**Prompt**
Only lines containing "your" are wanted from the data below. Copy those lines.

------------------------

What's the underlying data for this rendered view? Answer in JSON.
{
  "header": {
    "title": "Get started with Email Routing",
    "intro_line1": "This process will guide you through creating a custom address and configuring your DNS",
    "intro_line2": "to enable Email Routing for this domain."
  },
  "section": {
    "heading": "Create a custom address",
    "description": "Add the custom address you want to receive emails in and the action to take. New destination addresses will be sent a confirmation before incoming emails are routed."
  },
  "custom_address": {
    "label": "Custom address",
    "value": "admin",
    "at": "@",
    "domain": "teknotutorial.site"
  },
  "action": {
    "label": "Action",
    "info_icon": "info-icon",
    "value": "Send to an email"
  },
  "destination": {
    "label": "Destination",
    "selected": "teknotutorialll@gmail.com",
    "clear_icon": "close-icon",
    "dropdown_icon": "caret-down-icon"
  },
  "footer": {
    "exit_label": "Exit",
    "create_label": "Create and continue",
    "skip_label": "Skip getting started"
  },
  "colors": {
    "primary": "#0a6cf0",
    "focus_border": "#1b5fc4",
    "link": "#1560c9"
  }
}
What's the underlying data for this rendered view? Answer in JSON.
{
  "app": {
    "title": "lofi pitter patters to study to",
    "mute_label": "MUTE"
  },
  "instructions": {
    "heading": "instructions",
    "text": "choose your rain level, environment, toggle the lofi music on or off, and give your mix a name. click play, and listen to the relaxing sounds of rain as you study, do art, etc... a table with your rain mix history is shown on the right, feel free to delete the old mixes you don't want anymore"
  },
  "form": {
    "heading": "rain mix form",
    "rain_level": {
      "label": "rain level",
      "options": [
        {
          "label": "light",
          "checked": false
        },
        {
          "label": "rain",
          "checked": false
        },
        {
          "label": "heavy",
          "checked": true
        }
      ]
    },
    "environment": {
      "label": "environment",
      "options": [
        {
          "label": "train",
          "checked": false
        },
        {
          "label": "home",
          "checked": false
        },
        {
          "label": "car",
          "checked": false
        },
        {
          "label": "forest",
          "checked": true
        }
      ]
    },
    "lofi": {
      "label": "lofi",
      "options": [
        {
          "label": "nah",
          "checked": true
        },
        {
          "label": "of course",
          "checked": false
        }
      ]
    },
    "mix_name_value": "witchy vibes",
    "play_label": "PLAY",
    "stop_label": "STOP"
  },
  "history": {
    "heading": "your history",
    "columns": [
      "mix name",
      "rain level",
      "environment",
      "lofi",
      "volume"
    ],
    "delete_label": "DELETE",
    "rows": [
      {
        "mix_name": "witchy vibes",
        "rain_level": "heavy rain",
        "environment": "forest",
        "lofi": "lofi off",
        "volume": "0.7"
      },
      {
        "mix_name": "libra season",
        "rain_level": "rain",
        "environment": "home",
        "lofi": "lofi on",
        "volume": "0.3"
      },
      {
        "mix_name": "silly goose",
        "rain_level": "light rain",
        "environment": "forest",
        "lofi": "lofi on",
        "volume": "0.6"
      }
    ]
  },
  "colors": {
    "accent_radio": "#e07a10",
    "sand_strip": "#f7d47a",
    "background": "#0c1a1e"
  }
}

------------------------

**Solution**
    "intro_line1": "This process will guide you through creating a custom address and configuring your DNS",
    "text": "choose your rain level, environment, toggle the lofi music on or off, and give your mix a name. click play, and listen to the relaxing sounds of rain as you study, do art, etc... a table with your rain mix history is shown on the right, feel free to delete the old mixes you don't want anymore"
    "heading": "your history",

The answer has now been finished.